**EXERCISE MATERIALS**.

Segment Open

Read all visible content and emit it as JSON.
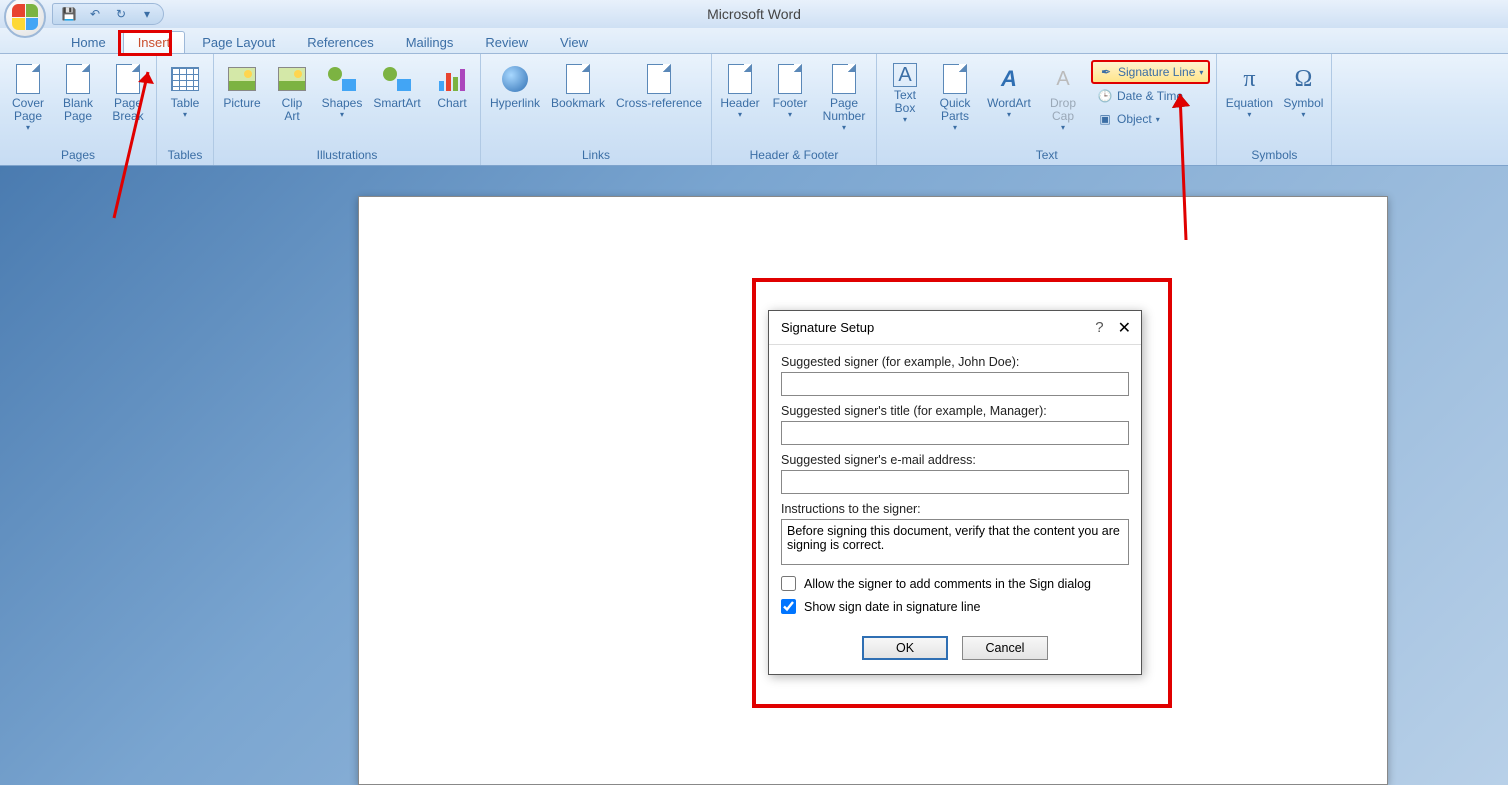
{
  "app_title": "Microsoft Word",
  "tabs": [
    "Home",
    "Insert",
    "Page Layout",
    "References",
    "Mailings",
    "Review",
    "View"
  ],
  "active_tab": "Insert",
  "ribbon": {
    "pages": {
      "label": "Pages",
      "cover": "Cover\nPage",
      "blank": "Blank\nPage",
      "break": "Page\nBreak"
    },
    "tables": {
      "label": "Tables",
      "table": "Table"
    },
    "illustrations": {
      "label": "Illustrations",
      "picture": "Picture",
      "clipart": "Clip\nArt",
      "shapes": "Shapes",
      "smartart": "SmartArt",
      "chart": "Chart"
    },
    "links": {
      "label": "Links",
      "hyperlink": "Hyperlink",
      "bookmark": "Bookmark",
      "crossref": "Cross-reference"
    },
    "headerfooter": {
      "label": "Header & Footer",
      "header": "Header",
      "footer": "Footer",
      "pagenum": "Page\nNumber"
    },
    "text": {
      "label": "Text",
      "textbox": "Text\nBox",
      "quickparts": "Quick\nParts",
      "wordart": "WordArt",
      "dropcap": "Drop\nCap",
      "sigline": "Signature Line",
      "datetime": "Date & Time",
      "object": "Object"
    },
    "symbols": {
      "label": "Symbols",
      "equation": "Equation",
      "symbol": "Symbol"
    }
  },
  "dialog": {
    "title": "Signature Setup",
    "signer_label": "Suggested signer (for example, John Doe):",
    "signer_value": "",
    "title_label": "Suggested signer's title (for example, Manager):",
    "title_value": "",
    "email_label": "Suggested signer's e-mail address:",
    "email_value": "",
    "instructions_label": "Instructions to the signer:",
    "instructions_value": "Before signing this document, verify that the content you are signing is correct.",
    "allow_comments_label": "Allow the signer to add comments in the Sign dialog",
    "allow_comments_checked": false,
    "show_date_label": "Show sign date in signature line",
    "show_date_checked": true,
    "ok": "OK",
    "cancel": "Cancel"
  }
}
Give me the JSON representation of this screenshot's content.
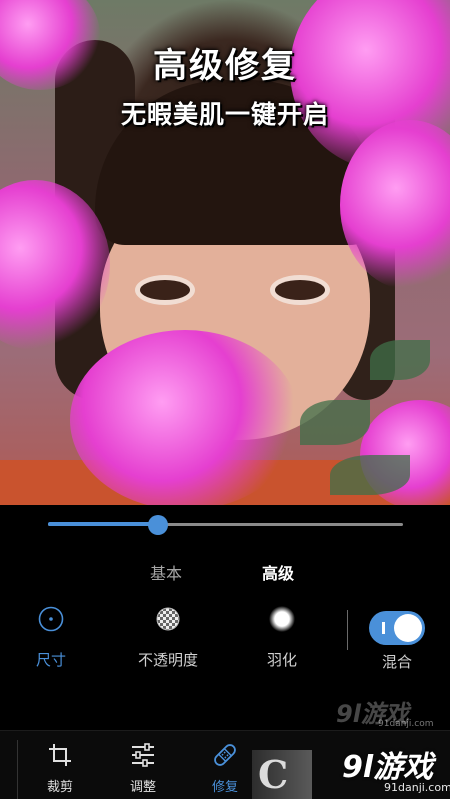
{
  "photo": {
    "headline": "高级修复",
    "subline": "无暇美肌一键开启"
  },
  "slider": {
    "level_fraction": 0.31
  },
  "modes": {
    "basic": "基本",
    "advanced": "高级",
    "active": "advanced"
  },
  "tools": [
    {
      "label": "尺寸",
      "icon": "circle-dot-icon",
      "active": true
    },
    {
      "label": "不透明度",
      "icon": "checker-opacity-icon",
      "active": false
    },
    {
      "label": "羽化",
      "icon": "feather-glow-icon",
      "active": false
    }
  ],
  "blend": {
    "label": "混合",
    "enabled": true
  },
  "bottom_nav": [
    {
      "label": "裁剪",
      "icon": "crop-icon",
      "active": false
    },
    {
      "label": "调整",
      "icon": "sliders-icon",
      "active": false
    },
    {
      "label": "修复",
      "icon": "bandage-icon",
      "active": true
    }
  ],
  "watermark": {
    "brand": "9l游戏",
    "url": "91danji.com"
  },
  "colors": {
    "accent": "#4a90d9",
    "background": "#000000",
    "inactive_text": "#a5a5a5"
  }
}
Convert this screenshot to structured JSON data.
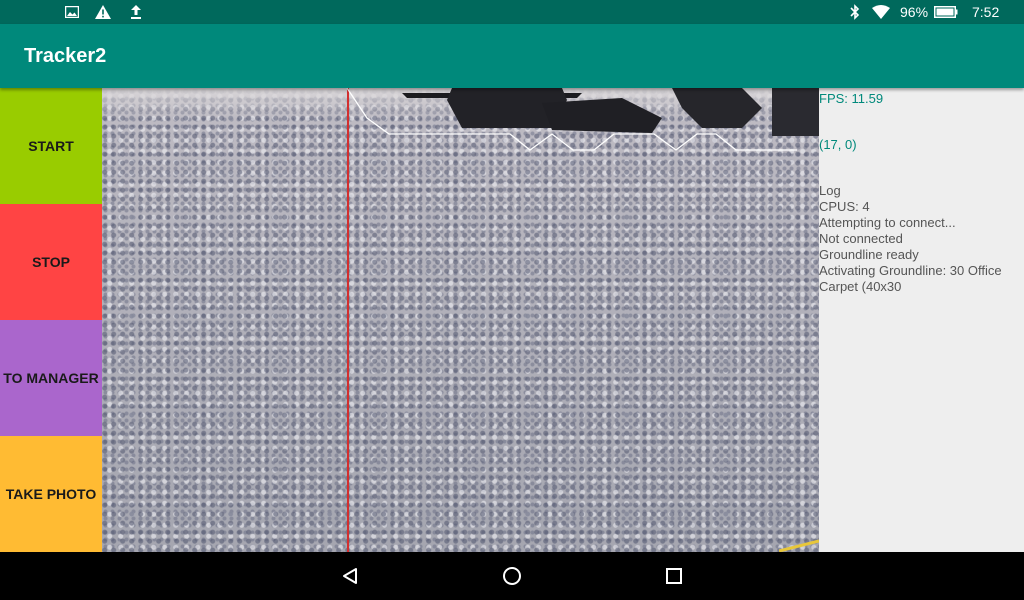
{
  "status_bar": {
    "battery_percent": "96%",
    "time": "7:52",
    "left_icons": [
      "image-icon",
      "warning-icon",
      "upload-icon"
    ],
    "right_icons": [
      "bluetooth-icon",
      "wifi-icon",
      "battery-icon"
    ]
  },
  "app_bar": {
    "title": "Tracker2"
  },
  "buttons": [
    {
      "label": "START",
      "color": "#99cc00"
    },
    {
      "label": "STOP",
      "color": "#ff4444"
    },
    {
      "label": "TO MANAGER",
      "color": "#aa66cc"
    },
    {
      "label": "TAKE PHOTO",
      "color": "#ffbb33"
    }
  ],
  "info": {
    "fps": "FPS: 11.59",
    "coords": "(17, 0)",
    "log_lines": [
      "Log",
      "CPUS: 4",
      "Attempting to connect...",
      "Not connected",
      "Groundline ready",
      "Activating Groundline: 30 Office Carpet (40x30"
    ]
  },
  "nav_bar": {
    "icons": [
      "back-icon",
      "home-icon",
      "recents-icon"
    ]
  },
  "colors": {
    "status_bar": "#00695c",
    "app_bar": "#00897b",
    "info_text": "#00897b",
    "tracking_line": "#d32f2f"
  }
}
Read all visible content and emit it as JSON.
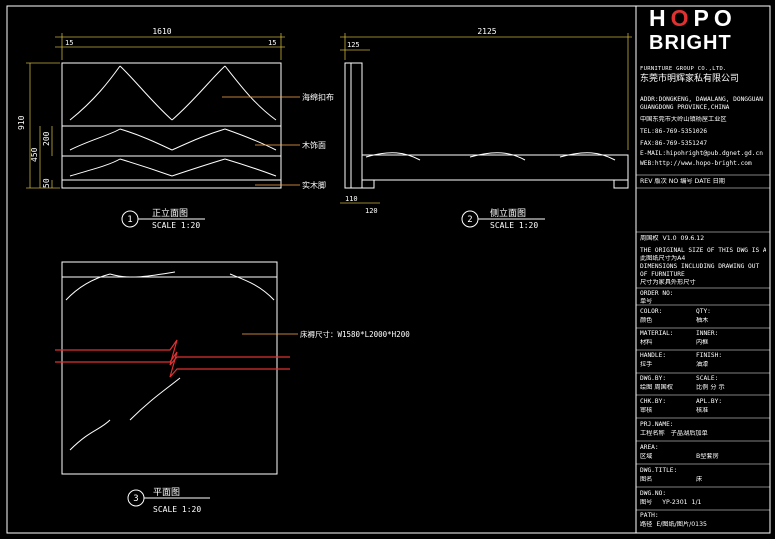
{
  "views": {
    "front": {
      "number": "1",
      "title": "正立面图",
      "scale": "SCALE 1:20"
    },
    "side": {
      "number": "2",
      "title": "侧立面图",
      "scale": "SCALE 1:20"
    },
    "plan": {
      "number": "3",
      "title": "平面图",
      "scale": "SCALE 1:20"
    }
  },
  "dimensions": {
    "front_width": "1610",
    "front_left_inset": "15",
    "front_right_inset": "15",
    "height_total": "910",
    "height_450": "450",
    "height_200": "200",
    "height_50": "50",
    "side_width": "2125",
    "side_125": "125",
    "side_110": "110",
    "side_120": "120"
  },
  "annotations": {
    "fabric": "海绵扣布",
    "wood_face": "木饰面",
    "solid_wood_foot": "实木脚",
    "bed_size": "床褥尺寸：W1580*L2000*H200"
  },
  "title_block": {
    "logo_word1_a": "H",
    "logo_word1_b": "O",
    "logo_word1_c": "PO",
    "logo_word2": "BRIGHT",
    "company_en": "FURNITURE GROUP CO.,LTD.",
    "company_cn": "东莞市明辉家私有限公司",
    "addr_en1": "ADDR:DONGKENG, DAWALANG, DONGGUAN",
    "addr_en2": "GUANGDONG PROVINCE,CHINA",
    "addr_cn": "中国东莞市大岭山镇杨屋工业区",
    "tel": "TEL:86-769-5351026",
    "fax": "FAX:86-769-5351247",
    "email": "E-MAIL:hipohright@pub.dgnet.gd.cn",
    "web": "WEB:http://www.hopo-bright.com",
    "rev_header": "REV 版次   NO 编号   DATE 日期",
    "drawn_by": "周国权",
    "version": "V1.0",
    "date": "09.6.12",
    "note_en1": "THE ORIGINAL SIZE OF THIS DWG IS A4",
    "note_cn1": "此图纸尺寸为A4",
    "note_en2": "DIMENSIONS INCLUDING DRAWING OUT",
    "note_en3": "OF FURNITURE",
    "note_cn2": "尺寸为家具外形尺寸",
    "order_no_label": "ORDER NO:",
    "order_no_cn": "单号",
    "color_label": "COLOR:",
    "color_cn": "颜色",
    "color_value": "柚木",
    "qty_label": "QTY:",
    "qty_cn": "数量",
    "material_label": "MATERIAL:",
    "material_cn": "材料",
    "material_value": "榉木",
    "inner_label": "INNER:",
    "inner_cn": "内框",
    "handle_label": "HANDLE:",
    "handle_cn": "拉手",
    "finish_label": "FINISH:",
    "finish_cn": "油漆",
    "dwg_by_label": "DWG.BY:",
    "dwg_by_value": "绘图  周国权",
    "scale_label": "SCALE:",
    "scale_value": "比例  分  示",
    "chk_by_label": "CHK.BY:",
    "chk_by_cn": "审核",
    "apl_by_label": "APL.BY:",
    "apl_by_cn": "核准",
    "prj_name_label": "PRJ.NAME:",
    "prj_name_cn": "工程名称",
    "prj_name_value": "子晶湖后加单",
    "area_label": "AREA:",
    "area_cn": "区域",
    "area_value": "B型套房",
    "dwg_title_label": "DWG.TITLE:",
    "dwg_title_cn": "图名",
    "dwg_title_value": "床",
    "dwg_no_label": "DWG.NO:",
    "dwg_no_cn": "图号",
    "dwg_no_value": "YP-2301",
    "sheet": "1/1",
    "path_label": "PATH:",
    "path_cn": "路径",
    "path_value": "E/图纸/图片/0135"
  },
  "colors": {
    "background": "#000000",
    "line": "#ffffff",
    "dimension": "#c7b23a",
    "leader": "#ffa94d",
    "centerline": "#e03131",
    "logo_accent": "#e03131"
  }
}
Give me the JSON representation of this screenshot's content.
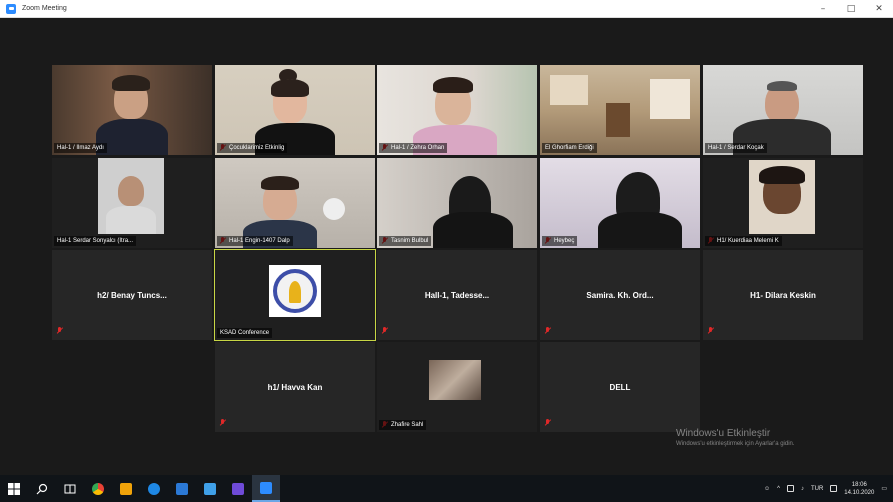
{
  "window": {
    "title": "Zoom Meeting",
    "controls": [
      "–",
      "□",
      "✕"
    ]
  },
  "participants": [
    {
      "id": "p1",
      "name": "Hal-1 / Ilmaz Aydı",
      "video": true,
      "muted": false
    },
    {
      "id": "p2",
      "name": "Çocuklarimiz Etkinlig",
      "video": true,
      "muted": true
    },
    {
      "id": "p3",
      "name": "Hal-1 / Zehra Orhan",
      "video": true,
      "muted": true
    },
    {
      "id": "p4",
      "name": "El Ghorfiam Erdiği",
      "video": true,
      "muted": false
    },
    {
      "id": "p5",
      "name": "Hal-1 / Serdar Koçak",
      "video": true,
      "muted": false
    },
    {
      "id": "p6",
      "name": "Hal-1 Serdar Sonyalcı (Itra...",
      "video": true,
      "muted": false
    },
    {
      "id": "p7",
      "name": "Hal-1 Engin-1407 Dalp",
      "video": true,
      "muted": true
    },
    {
      "id": "p8",
      "name": "Tasnim Bulbul",
      "video": true,
      "muted": true
    },
    {
      "id": "p9",
      "name": "Heybeç",
      "video": true,
      "muted": true
    },
    {
      "id": "p10",
      "name": "H1/ Kuerdiaa Melemi K",
      "video": true,
      "muted": true
    },
    {
      "id": "p11",
      "name": "h2/ Benay Tuncs...",
      "video": false,
      "muted": true
    },
    {
      "id": "p12",
      "name": "KSAD Conference",
      "video": true,
      "muted": false,
      "active_speaker": true
    },
    {
      "id": "p13",
      "name": "Hall-1, Tadesse...",
      "video": false,
      "muted": true
    },
    {
      "id": "p14",
      "name": "Samira. Kh. Ord...",
      "video": false,
      "muted": true
    },
    {
      "id": "p15",
      "name": "H1- Dilara Keskin",
      "video": false,
      "muted": true
    },
    {
      "id": "p16",
      "name": "h1/ Havva Kan",
      "video": false,
      "muted": true
    },
    {
      "id": "p17",
      "name": "Zhafire Sahl",
      "video": true,
      "muted": true
    },
    {
      "id": "p18",
      "name": "DELL",
      "video": false,
      "muted": true
    }
  ],
  "watermark": {
    "title": "Windows'u Etkinleştir",
    "subtitle": "Windows'u etkinleştirmek için Ayarlar'a gidin."
  },
  "taskbar": {
    "icons": [
      "windows-start-icon",
      "search-icon",
      "task-view-icon",
      "chrome-icon",
      "store-icon",
      "edge-icon",
      "mail-icon",
      "files-icon",
      "photos-icon",
      "zoom-icon"
    ],
    "tray_lang": "TUR",
    "clock_time": "18:06",
    "clock_date": "14.10.2020"
  },
  "colors": {
    "active_speaker_border": "#c8d645",
    "mute_icon": "#e02828",
    "background": "#1a1a1a"
  }
}
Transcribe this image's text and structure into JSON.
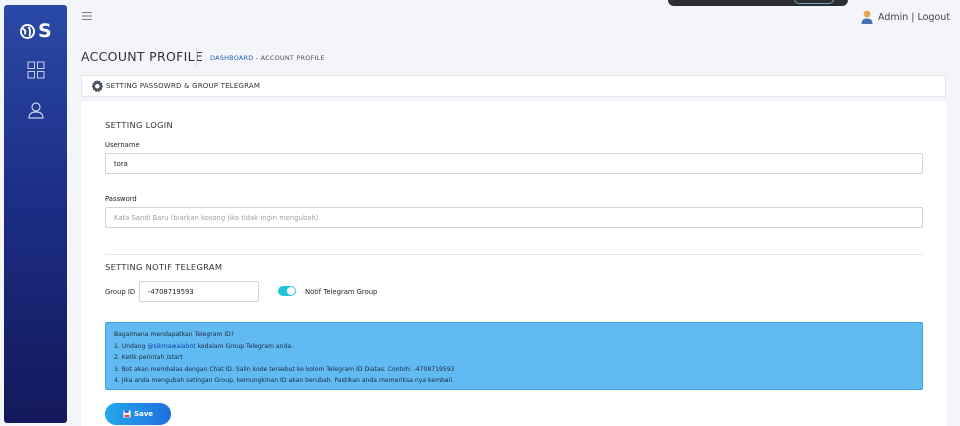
{
  "brand": {
    "logo_letter": "S"
  },
  "sidebar": {
    "items": [
      {
        "icon": "grid-icon"
      },
      {
        "icon": "user-icon"
      }
    ]
  },
  "header": {
    "user_label": "Admin | Logout"
  },
  "page": {
    "title": "ACCOUNT PROFILE",
    "breadcrumb": {
      "home": "DASHBOARD",
      "separator": "-",
      "current": "ACCOUNT PROFILE"
    }
  },
  "card": {
    "header_title": "SETTING PASSOWRD & GROUP TELEGRAM",
    "login": {
      "section_title": "SETTING LOGIN",
      "username_label": "Username",
      "username_value": "tora",
      "password_label": "Password",
      "password_placeholder": "Kata Sandi Baru (biarkan kosong jika tidak ingin mengubah)"
    },
    "telegram": {
      "section_title": "SETTING NOTIF TELEGRAM",
      "group_id_label": "Group ID",
      "group_id_value": "-4708719593",
      "toggle_label": "Notif Telegram Group",
      "toggle_on": true
    },
    "info": {
      "heading": "Bagaimana mendapatkan Telegram ID?",
      "step1_prefix": "1. Undang ",
      "step1_mention": "@sikmawalabot",
      "step1_suffix": " kedalam Group Telegram anda.",
      "step2": "2. Ketik perintah /start",
      "step3": "3. Bot akan membalas dengan Chat ID. Salin kode tersebut ke kolom Telegram ID Diatas. Contoh: -4708719593",
      "step4": "4. Jika anda mengubah setingan Group, kemungkinan ID akan berubah. Pastikan anda memeriksa nya kembali."
    },
    "save_label": "Save"
  },
  "colors": {
    "sidebar_top": "#2a49a6",
    "sidebar_bottom": "#12185a",
    "info_bg": "#62baf3",
    "toggle": "#22c5d6",
    "link": "#1f5fb8"
  }
}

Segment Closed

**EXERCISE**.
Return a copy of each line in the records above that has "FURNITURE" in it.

**REPLY**.
    "company_en": "FURNITURE GROUP CO.,LTD.",
    "note_en3": "OF FURNITURE",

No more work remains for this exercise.